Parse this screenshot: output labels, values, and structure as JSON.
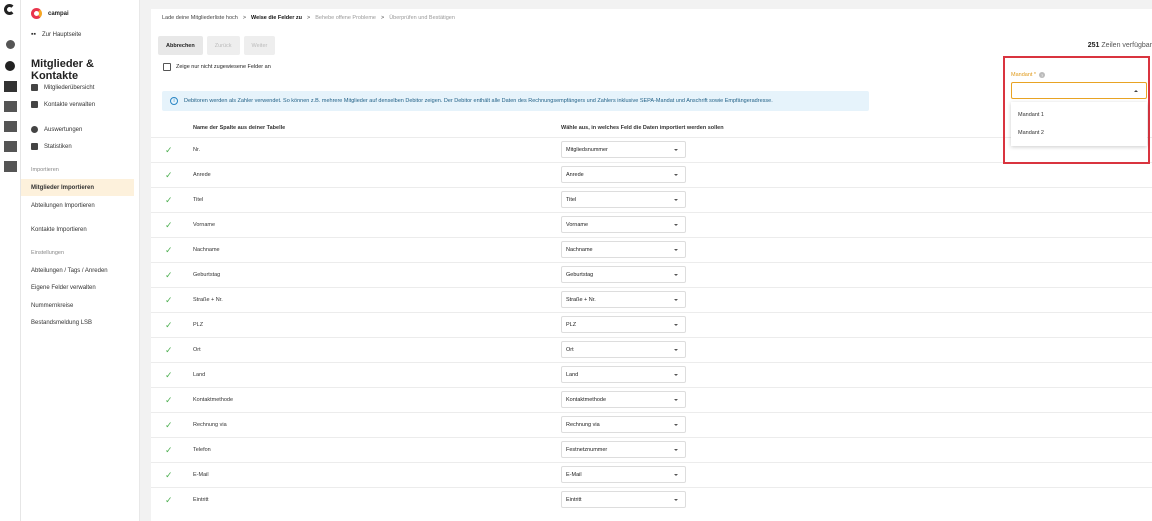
{
  "sidebar": {
    "brand": "campai",
    "home_link": "Zur Hauptseite",
    "section_title": "Mitglieder & Kontakte",
    "items_top": [
      {
        "label": "Mitgliederübersicht",
        "icon": "member-list-icon"
      },
      {
        "label": "Kontakte verwalten",
        "icon": "contacts-icon"
      }
    ],
    "items_stats": [
      {
        "label": "Auswertungen",
        "icon": "pie-chart-icon"
      },
      {
        "label": "Statistiken",
        "icon": "line-chart-icon"
      }
    ],
    "import_section": "Importieren",
    "import_items": [
      "Mitglieder Importieren",
      "Abteilungen Importieren",
      "Kontakte Importieren"
    ],
    "settings_section": "Einstellungen",
    "settings_items": [
      "Abteilungen / Tags / Anreden",
      "Eigene Felder verwalten",
      "Nummernkreise",
      "Bestandsmeldung LSB"
    ]
  },
  "breadcrumbs": {
    "step1": "Lade deine Mitgliederliste hoch",
    "step2": "Weise die Felder zu",
    "step3": "Behebe offene Probleme",
    "step4": "Überprüfen und Bestätigen",
    "separator": ">"
  },
  "toolbar": {
    "cancel": "Abbrechen",
    "back": "Zurück",
    "next": "Weiter"
  },
  "rows_available": {
    "count": "251",
    "label": "Zeilen verfügbar"
  },
  "checkbox_label": "Zeige nur nicht zugewiesene Felder an",
  "info_text": "Debitoren werden als Zahler verwendet. So können z.B. mehrere Mitglieder auf denselben Debitor zeigen. Der Debitor enthält alle Daten des Rechnungsempfängers und Zahlers inklusive SEPA-Mandat und Anschrift sowie Empfängeradresse.",
  "table": {
    "col_source": "Name der Spalte aus deiner Tabelle",
    "col_target": "Wähle aus, in welches Feld die Daten importiert werden sollen",
    "rows": [
      {
        "name": "Nr.",
        "field": "Mitgliedsnummer"
      },
      {
        "name": "Anrede",
        "field": "Anrede"
      },
      {
        "name": "Titel",
        "field": "Titel"
      },
      {
        "name": "Vorname",
        "field": "Vorname"
      },
      {
        "name": "Nachname",
        "field": "Nachname"
      },
      {
        "name": "Geburtstag",
        "field": "Geburtstag"
      },
      {
        "name": "Straße + Nr.",
        "field": "Straße + Nr."
      },
      {
        "name": "PLZ",
        "field": "PLZ"
      },
      {
        "name": "Ort",
        "field": "Ort"
      },
      {
        "name": "Land",
        "field": "Land"
      },
      {
        "name": "Kontaktmethode",
        "field": "Kontaktmethode"
      },
      {
        "name": "Rechnung via",
        "field": "Rechnung via"
      },
      {
        "name": "Telefon",
        "field": "Festnetznummer"
      },
      {
        "name": "E-Mail",
        "field": "E-Mail"
      },
      {
        "name": "Eintritt",
        "field": "Eintritt"
      }
    ]
  },
  "mandant": {
    "label": "Mandant *",
    "value": "",
    "options": [
      "Mandant 1",
      "Mandant 2"
    ]
  },
  "colors": {
    "accent": "#f6a623",
    "highlight_border": "#d9343f",
    "check": "#4caf50",
    "info_bg": "#e6f3fb"
  }
}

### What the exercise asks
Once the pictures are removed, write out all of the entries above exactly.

### Problem solution
Parse this screenshot: output labels, values, and structure as JSON.
{
  "sidebar": {
    "brand": "campai",
    "home_link": "Zur Hauptseite",
    "section_title": "Mitglieder & Kontakte",
    "items_top": [
      {
        "label": "Mitgliederübersicht",
        "icon": "member-list-icon"
      },
      {
        "label": "Kontakte verwalten",
        "icon": "contacts-icon"
      }
    ],
    "items_stats": [
      {
        "label": "Auswertungen",
        "icon": "pie-chart-icon"
      },
      {
        "label": "Statistiken",
        "icon": "line-chart-icon"
      }
    ],
    "import_section": "Importieren",
    "import_items": [
      "Mitglieder Importieren",
      "Abteilungen Importieren",
      "Kontakte Importieren"
    ],
    "settings_section": "Einstellungen",
    "settings_items": [
      "Abteilungen / Tags / Anreden",
      "Eigene Felder verwalten",
      "Nummernkreise",
      "Bestandsmeldung LSB"
    ]
  },
  "breadcrumbs": {
    "step1": "Lade deine Mitgliederliste hoch",
    "step2": "Weise die Felder zu",
    "step3": "Behebe offene Probleme",
    "step4": "Überprüfen und Bestätigen",
    "separator": ">"
  },
  "toolbar": {
    "cancel": "Abbrechen",
    "back": "Zurück",
    "next": "Weiter"
  },
  "rows_available": {
    "count": "251",
    "label": "Zeilen verfügbar"
  },
  "checkbox_label": "Zeige nur nicht zugewiesene Felder an",
  "info_text": "Debitoren werden als Zahler verwendet. So können z.B. mehrere Mitglieder auf denselben Debitor zeigen. Der Debitor enthält alle Daten des Rechnungsempfängers und Zahlers inklusive SEPA-Mandat und Anschrift sowie Empfängeradresse.",
  "table": {
    "col_source": "Name der Spalte aus deiner Tabelle",
    "col_target": "Wähle aus, in welches Feld die Daten importiert werden sollen",
    "rows": [
      {
        "name": "Nr.",
        "field": "Mitgliedsnummer"
      },
      {
        "name": "Anrede",
        "field": "Anrede"
      },
      {
        "name": "Titel",
        "field": "Titel"
      },
      {
        "name": "Vorname",
        "field": "Vorname"
      },
      {
        "name": "Nachname",
        "field": "Nachname"
      },
      {
        "name": "Geburtstag",
        "field": "Geburtstag"
      },
      {
        "name": "Straße + Nr.",
        "field": "Straße + Nr."
      },
      {
        "name": "PLZ",
        "field": "PLZ"
      },
      {
        "name": "Ort",
        "field": "Ort"
      },
      {
        "name": "Land",
        "field": "Land"
      },
      {
        "name": "Kontaktmethode",
        "field": "Kontaktmethode"
      },
      {
        "name": "Rechnung via",
        "field": "Rechnung via"
      },
      {
        "name": "Telefon",
        "field": "Festnetznummer"
      },
      {
        "name": "E-Mail",
        "field": "E-Mail"
      },
      {
        "name": "Eintritt",
        "field": "Eintritt"
      }
    ]
  },
  "mandant": {
    "label": "Mandant *",
    "value": "",
    "options": [
      "Mandant 1",
      "Mandant 2"
    ]
  },
  "colors": {
    "accent": "#f6a623",
    "highlight_border": "#d9343f",
    "check": "#4caf50",
    "info_bg": "#e6f3fb"
  }
}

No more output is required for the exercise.